> WHAT IS NEEDED
A verbatim repeat of the lines below is required, with the pictures removed.

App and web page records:
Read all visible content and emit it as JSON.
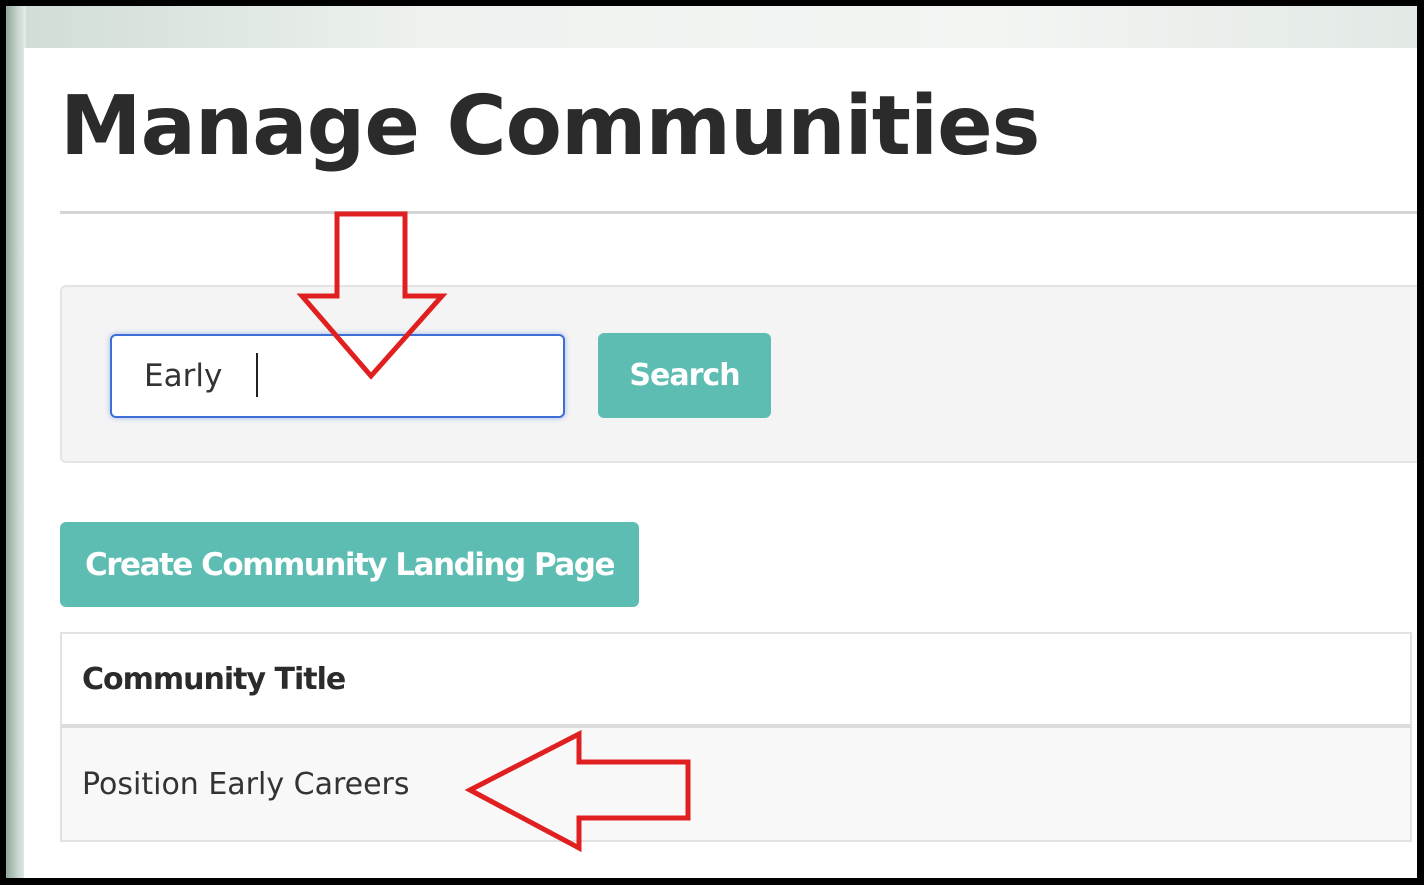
{
  "page": {
    "title": "Manage Communities"
  },
  "search": {
    "value": "Early",
    "button_label": "Search"
  },
  "actions": {
    "create_label": "Create Community Landing Page"
  },
  "table": {
    "columns": [
      "Community Title"
    ],
    "rows": [
      [
        "Position Early Careers"
      ]
    ]
  },
  "annotations": {
    "arrow_color": "#e02020"
  },
  "colors": {
    "accent": "#5ebdb2",
    "focus": "#3d6fd6",
    "title": "#2b2b2b"
  }
}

> EXERCISE OUTPUT
Read all visible content and emit it as JSON.
{
  "page": {
    "title": "Manage Communities"
  },
  "search": {
    "value": "Early",
    "button_label": "Search"
  },
  "actions": {
    "create_label": "Create Community Landing Page"
  },
  "table": {
    "columns": [
      "Community Title"
    ],
    "rows": [
      [
        "Position Early Careers"
      ]
    ]
  },
  "annotations": {
    "arrow_color": "#e02020"
  },
  "colors": {
    "accent": "#5ebdb2",
    "focus": "#3d6fd6",
    "title": "#2b2b2b"
  }
}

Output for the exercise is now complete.